World Asthma Day: Air Pollution And Asthma
Recent research shows that India is the world’s second most polluted country after Nepal. According to these findings, air pollution in India kills people nearly four years sooner than the average life expectancy.This makes air pollution the single greatest threat to human health, claiming more lives than HIV/AIDS, alcohol, and drug abuse, unsafe water consumption, and conflict and terrorism.
The main sources of air pollution in India are industrial chimney waste, automobile exhaust, and waste from domestic burning. Added to this is the waste from agricultural activities, where farmers set fire to fields to clear them for planting. Ammonia is a common byproduct released from these fires, which is one of the most hazardous and toxic gases for human health.

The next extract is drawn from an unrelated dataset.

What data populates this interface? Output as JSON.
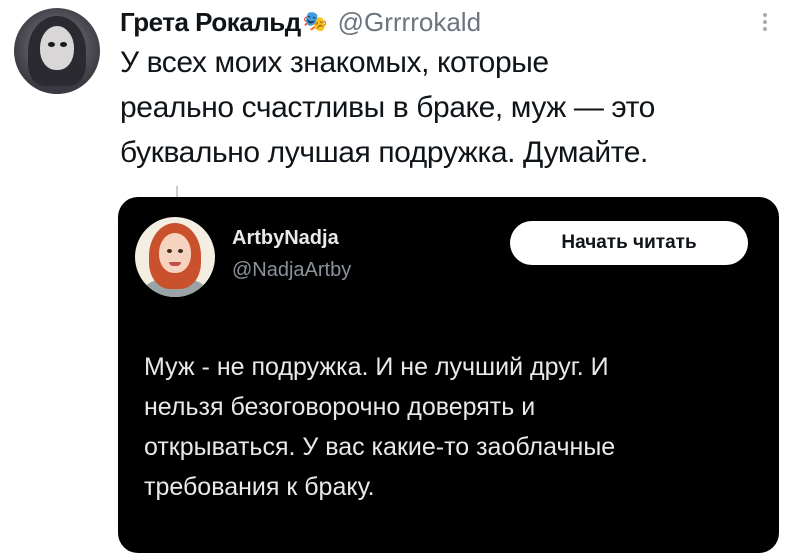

This crop burning practice is fairly common in the North, which increases air pollution levels in Delhi and the NCR area.
Asthma cases on the rise
Outdoor air pollution has quickly added to the number of asthmatics in India and more importantly it has increased the number that suffer from severe asthma. In this kind of asthma, symptoms can be acute and hard to control. More and more patients are now complaining that the symptoms persist for the whole day and sometimes even continue into the next day. This is a new, more aggressive form of asthma on the rise, which experts call ‘severe’ asthma.
Asthma symptoms such as coughing, wheezing, chest tightness, and difficulty in breathing, vary in intensity from person to person, but can normally be controlled with oral/injectable medicines or through inhalers. People with severe asthma, however, do not respond to these interventions and continue to have symptoms without any relief. They often require emergency medical attention and
hospitalisation, which affects their quality of life, work productivity, and interpersonal relationships. In some people, severe asthma can also be life-threatening.
Effective treatment of severe asthma
research shows that India is the world’s second most polluted country after Nepal
The number of severe asthma patients who get no relief from medicines, including steroids, is only growing. In India, this number is estimated to be as high as 1.6 lakh. Doctors are aware that we need to find a more effective treatment for people suffering from severe asthma. We may have now found some new ways to do this.
Many doctors are turning to a new form of treatment called ‘anti-IgE therapy.’ Compared to inhaled steroids that work by reducing inflammation, anti-IgE therapy prevents inflammation from developing in the first place. It does this by blocking immunoglobulin E, a protein that triggers inflammation when the body comes in contact with an allergen (such as air pollutants). Anti-IgE therapy results in a 50% reduction in the number of severe exacerbations.
Another promising treatment for severe asthma is ‘Bronchial Thermoplasty.’ It is a minimally invasive procedure that uses heat energy to reopen the narrowed lung airways by reducing the swollen muscle of the lungs. As the airways widen, it becomes easier to breathe, which lessens the severity of asthma attacks. Bronchial Thermoplasty is an outpatient procedure, performed over 3 sessions, 3 weeks apart, and provides long-lasting relief from asthma symptoms.
Just as important as our search for newer treatments is, the need to encourage patients to ‘know their trigger’ is equally important. Both asthma and severe asthma can be prevented, or at the very least their severity reduced, by staying away from things that might trigger an attack. It is true that asthma triggers vary from person-to-person, but through careful observation, patients can and must learn to identify their individual triggers and avoid them to improve overall asthma management.
Dr Arup Kumar Basu is a consultant and Head of Department (Chest Medicine) at Sir Ganga Ram Hospital, Delhi. He is also a Health Council Member at Healthhunt.